Posted by: Saving Water SA (Cape Town, South Africa) – partnered with Water Rhapsody conservation systems – 27 September 2010
Leading scientists have pinpointed the cause of hundreds of mysterious crocodile deaths in the country’s national parks, saying acid water from the coal mining industry is to blame.
The reptiles have been dying in the parks’ Olifants and Letaba river systems since 2008. Thousands of fish in water bodies linked to the Loskop Dam and the Bronkhorstspruit catchments area have also died.
The Wits School of Geosciences Professor Terence McCarthy said acid mine water from coal mines in Gauteng and Mpumalanga has polluted these water bodies.
“The acid mine water basically kills everything and the first thing to recover is the very primitive blue-green algae microcystis, which is toxic, which then dominates the ecosystem for a while and animals drink it and die,” said McCarthy.
North West University researcher Mariette Liefferink said a similar crisis is developing with acid mine water drainage polluting water in the hippo pond at the Krugersdorp Game Reserve.

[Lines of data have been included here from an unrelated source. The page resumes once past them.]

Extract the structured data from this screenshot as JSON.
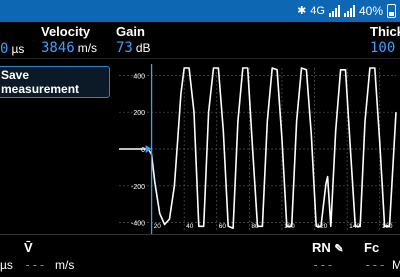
{
  "statusbar": {
    "bluetooth_icon": "bluetooth-icon",
    "network": "4G",
    "battery": "40%",
    "background": "#0e67b3"
  },
  "readings": {
    "time_unit": "µs",
    "time_value": "0",
    "velocity_label": "Velocity",
    "velocity_value": "3846",
    "velocity_unit": "m/s",
    "gain_label": "Gain",
    "gain_value": "73",
    "gain_unit": "dB",
    "thickness_label": "Thick",
    "thickness_value": "100"
  },
  "actions": {
    "save_label": "Save measurement"
  },
  "accent_color": "#3aa0ff",
  "chart_data": {
    "type": "line",
    "y_ticks": [
      "400",
      "200",
      "0",
      "-200",
      "-400"
    ],
    "x_ticks": [
      "20",
      "40",
      "60",
      "80",
      "100",
      "120",
      "140",
      "160"
    ],
    "xlim": [
      0,
      170
    ],
    "ylim": [
      -440,
      440
    ],
    "grid": true,
    "cursor_x": 20,
    "series": [
      {
        "color": "#ffffff",
        "x": [
          0,
          18,
          20,
          22,
          25,
          28,
          31,
          34,
          36,
          38,
          40,
          43,
          46,
          49,
          52,
          55,
          58,
          61,
          64,
          67,
          70,
          73,
          76,
          79,
          82,
          85,
          88,
          91,
          94,
          97,
          100,
          103,
          106,
          109,
          112,
          115,
          118,
          121,
          124,
          127,
          128,
          130,
          133,
          136,
          139,
          142,
          145,
          148,
          151,
          154,
          157,
          160,
          163,
          166,
          170
        ],
        "y": [
          0,
          0,
          -30,
          -180,
          -350,
          -410,
          -380,
          -200,
          50,
          300,
          440,
          440,
          200,
          -420,
          -420,
          200,
          440,
          440,
          100,
          -420,
          -430,
          150,
          440,
          440,
          0,
          -420,
          -420,
          150,
          440,
          430,
          60,
          -420,
          -420,
          150,
          440,
          430,
          80,
          -420,
          -420,
          -190,
          -150,
          -420,
          100,
          430,
          430,
          0,
          -420,
          -420,
          150,
          440,
          440,
          40,
          -420,
          -420,
          200
        ]
      }
    ]
  },
  "bottom": {
    "v_label": "V̄",
    "v_value": "---",
    "v_unit": "m/s",
    "left_unit": "µs",
    "rn_label": "RN",
    "rn_value": "---",
    "fc_label": "Fc",
    "fc_value": "---",
    "fc_unit": "M"
  }
}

These findings are included in a water security report being presented to Nedlac on Tuesday.
By: JP du Plessis
Source: Eyewitness News